Last updateSam, 31 Jan 2015 7pm

African intellectual: 'Amilcar Cabral's spirit lives on'

Dr. Firoze Manji, an African intellectual and co-editor of a newly-published book on Amilcar Cabral, who led the war of independence in Guinea Bissau, has observed that his spirit continues to live on and his killers fear him even in death.

Dr. Manji, the Head of Documentation and Information Center of Council for the Development of Social Research in Africa (CODESRIA), made the remarks during an exclusive interview with PANA as he reflected over the killing of Cabral in 1973.

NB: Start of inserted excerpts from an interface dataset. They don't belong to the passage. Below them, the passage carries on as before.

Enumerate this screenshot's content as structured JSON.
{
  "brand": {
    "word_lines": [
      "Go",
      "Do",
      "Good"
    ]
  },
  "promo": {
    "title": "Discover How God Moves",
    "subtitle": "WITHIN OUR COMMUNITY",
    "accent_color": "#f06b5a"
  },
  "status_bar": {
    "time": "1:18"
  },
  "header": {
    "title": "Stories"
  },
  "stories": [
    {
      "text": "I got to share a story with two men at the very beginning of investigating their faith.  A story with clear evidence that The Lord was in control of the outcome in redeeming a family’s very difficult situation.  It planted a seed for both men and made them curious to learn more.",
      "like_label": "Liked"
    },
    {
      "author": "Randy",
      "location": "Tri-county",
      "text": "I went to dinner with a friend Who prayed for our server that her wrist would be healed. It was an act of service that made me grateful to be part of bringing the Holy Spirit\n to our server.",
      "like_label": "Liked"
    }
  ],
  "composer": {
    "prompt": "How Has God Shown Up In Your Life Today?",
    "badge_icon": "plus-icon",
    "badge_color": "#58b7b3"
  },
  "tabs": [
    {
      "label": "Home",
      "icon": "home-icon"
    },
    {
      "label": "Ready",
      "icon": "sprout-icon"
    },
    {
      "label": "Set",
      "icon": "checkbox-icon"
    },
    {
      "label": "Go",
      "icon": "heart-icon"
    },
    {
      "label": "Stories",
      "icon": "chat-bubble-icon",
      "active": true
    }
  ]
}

He said when he visited Guinea Bissau to pay respects to the memory of Cabral by visiting his mausoleum, which was in a military camp, there was no access for the civilian population.

'Perhaps this was because the military recognise that memorials are more about the future than about the past,' he said.

'For me this visit made me realise the importance of much of Cabral's writings and praxis, the profound importance of this revolutionary as well as some of the failures that we in Africa will need to resolve. How did Cabral end up here?' Dr. Manji asked.

He described Cabral as a scientist, a theoretician of liberation and a poet as well as someone directly engaged in working with peasants to establish a new society in the liberated zones.

Still reflecting  over Cabral and his work, Dr. Manji said the revolutionary learnt a lot from the peasantry and history.

'There is a preconception held by many people, even of the left, that imperialism made us enter history at the moment when it began its adventure in our countries,' he quoted Cabral was quoted stating.

Turning to culture, Dr. Manji spoke of Cabral as some one who placed high value on  people and their culture.

'Culture is an essential element of the history of a people. Culture is, perhaps, the product of this history just as a flower is the product of a plant,' he reiterated.

According to Dr. Manji, Cabral also looked at the 'nature of petit bourgeoisie', the vacillating class.

'My own view is that there are no real conflicts between the peoples of Africa. There are only conflicts between the elites,' Cabral reportedly said.

The book entitled 'Claim No Easy Victories, The Legacy of Amilcar Cabral' was edited by Firoze Manji and Bill Fletcher Jr.